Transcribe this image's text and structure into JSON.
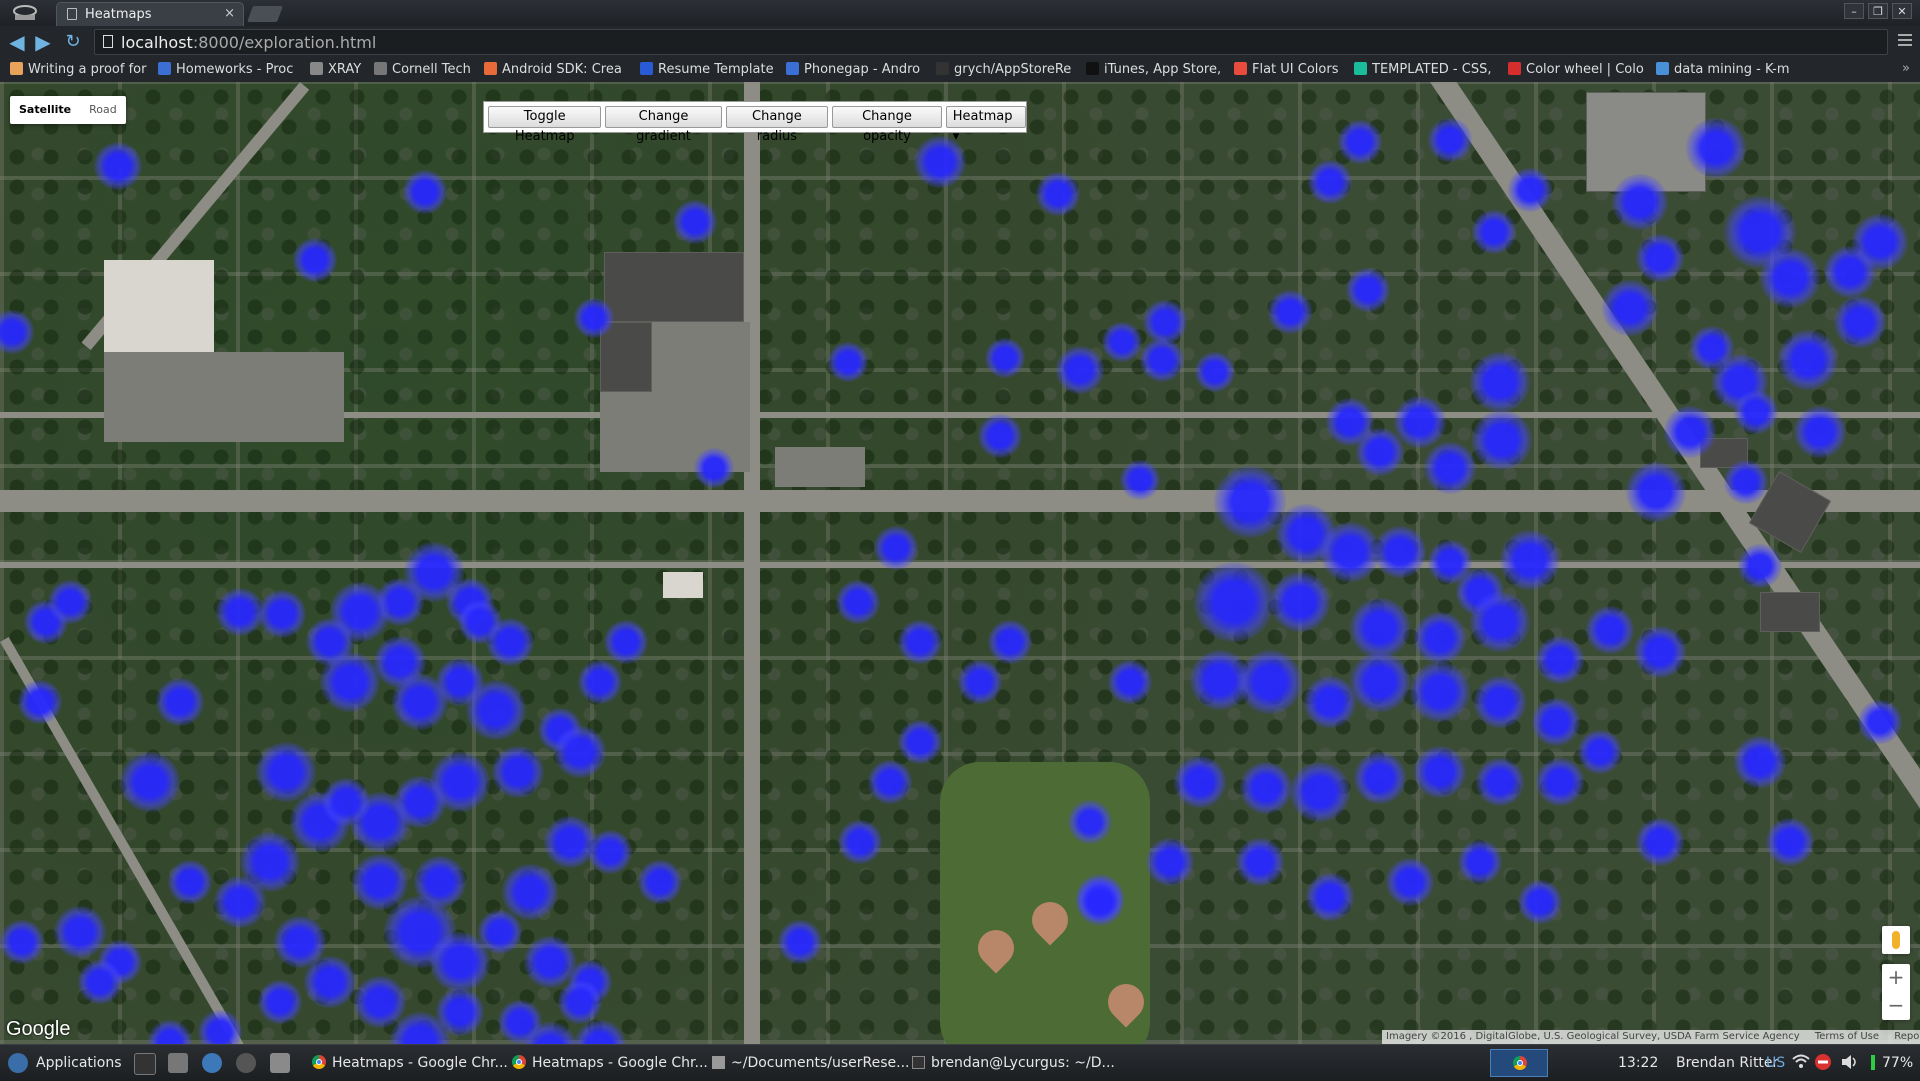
{
  "browser": {
    "tab_title": "Heatmaps",
    "tab_close": "×",
    "url_host": "localhost",
    "url_path": ":8000/exploration.html",
    "window_controls": [
      "–",
      "❐",
      "✕"
    ]
  },
  "bookmarks": [
    {
      "label": "Writing a proof for",
      "icon_color": "#e8a35a"
    },
    {
      "label": "Homeworks - Proc",
      "icon_color": "#3b6fd6"
    },
    {
      "label": "XRAY",
      "icon_color": "#888888"
    },
    {
      "label": "Cornell Tech",
      "icon_color": "#777777"
    },
    {
      "label": "Android SDK: Crea",
      "icon_color": "#e86a3a"
    },
    {
      "label": "Resume Template",
      "icon_color": "#2a5bd7"
    },
    {
      "label": "Phonegap - Andro",
      "icon_color": "#3b6fd6"
    },
    {
      "label": "grych/AppStoreRe",
      "icon_color": "#333333"
    },
    {
      "label": "iTunes, App Store,",
      "icon_color": "#111111"
    },
    {
      "label": "Flat UI Colors",
      "icon_color": "#e74c3c"
    },
    {
      "label": "TEMPLATED - CSS,",
      "icon_color": "#1abc9c"
    },
    {
      "label": "Color wheel | Colo",
      "icon_color": "#d62d2d"
    },
    {
      "label": "data mining - K-m",
      "icon_color": "#4a90d9"
    }
  ],
  "bookmarks_more": "»",
  "map": {
    "type_options": [
      "Satellite",
      "Road"
    ],
    "active_type": "Satellite",
    "controls": {
      "toggle": "Toggle Heatmap",
      "gradient": "Change gradient",
      "radius": "Change radius",
      "opacity": "Change opacity",
      "select_value": "Heatmap"
    },
    "logo": "Google",
    "attribution": "Imagery ©2016 , DigitalGlobe, U.S. Geological Survey, USDA Farm Service Agency",
    "terms": "Terms of Use",
    "report": "Report a map error",
    "zoom_in": "+",
    "zoom_out": "−",
    "heatmap_color": "#2828ff"
  },
  "taskbar": {
    "applications": "Applications",
    "items": [
      "Heatmaps - Google Chr...",
      "Heatmaps - Google Chr...",
      "~/Documents/userRese...",
      "brendan@Lycurgus: ~/D..."
    ],
    "time": "13:22",
    "user": "Brendan Ritter",
    "keyboard": "US",
    "battery": "77%"
  }
}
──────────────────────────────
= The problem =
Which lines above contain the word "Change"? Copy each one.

= Solution to the exercise =
      "gradient": "Change gradient",
      "radius": "Change radius",
      "opacity": "Change opacity",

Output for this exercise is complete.